Asiana survivors still coping with post traumatic stress
Updated: 2013-07-15 10:54
By Chen Jia in San Francisco (China Daily)
China's Deputy Consuls General to San Francisco Song Ru'an (fourth from right), Yi Xianrong (third from right) and Consulate's Education Counselor Xu Yongji (second from right) say goodbye to students from Zhejiang province at San Francisco International airport on Friday. Xinhua
An advisory panel of lawyers has been hired to develop a compensation plan for the Chinese students and teachers who were onboard Asiana Airlines 214, which crash-landed in San Francisco on last Saturday.
Jiang Dafu, a senior official with the government of Jiangshan, a city in China's eastern Zhejing province, said at press conference on Sunday that they had invited Chinese lawyers to consult and provided face to face meetings with the victims' families.
Psychologists have also been invited to the city to help students and parents who are suffering from post-traumatic stress after the accident, said Mao Zhuoxing, the chief of Jiangshan Educational Bureau on Sunday.
There were 307 people onboard when the plane crash-landed. By now, 141 Chinese passengers on the flight have been accounted for.
On Friday, the death toll of the Asiana Airlines crash increased to three after another Chinese girl was pronounced dead at San Francisco General Hospital and Trauma Center, where she had been in the intensive care unit since the accident, according to a hospital spokesman.
One of the two teenage Chinese girls killed at the scene of the accident was run over by a fire truck, but officials are still awaiting the results of an autopsy, which could take weeks, to find out if she was still alive when she was run over.
On Friday, 31 students and teachers from Zhejiang province boarded CA986 to fly back home from San Francisco. Another 35 students and teachers from China's Shanxi province left San Francisco by shuttle bus, continuing their planned tour in the US.
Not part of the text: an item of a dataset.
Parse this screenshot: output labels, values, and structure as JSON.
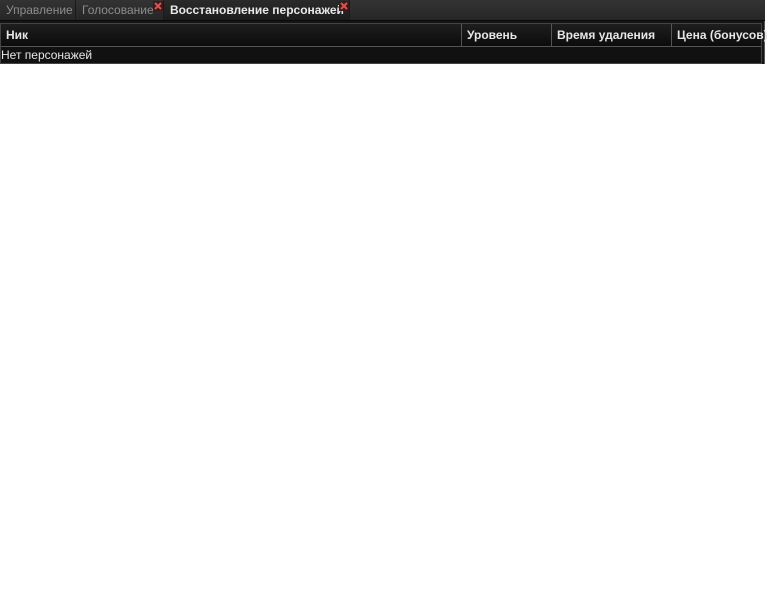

National Transportation Safety Board (NTSB) investigators have interviewed six of the flight attendants and hope to interview the remaining flight attendants when possible, as well as other survivors, to gather more information.
Brian Alexander, a lawyer with Kreindler & Kreindler LLP, told China Daily that injured passengers will be compensated for economic losses, property damage, medical expenses and potentially other non-economic damages.
"The amount of compensation for the Chinese passengers will depend upon a variety of legal factors and who is determined to be responsible for the crash," he said.
He said the airlines has hired one of the best aviation defense firms in California and he expects they will try to keep the foreign cases out of the US, where victims would have the benefit of the US' discovery process and jury system, which is known for awarding fair and just compensation.
"For this reason, we urge victims to avoid hiring counsel without doing some research to find the best US aviation firms," he said, adding that it was important for victims' families to retain US lawyers who have a complete understanding of the Montreal and Warsaw treaties that govern international flights and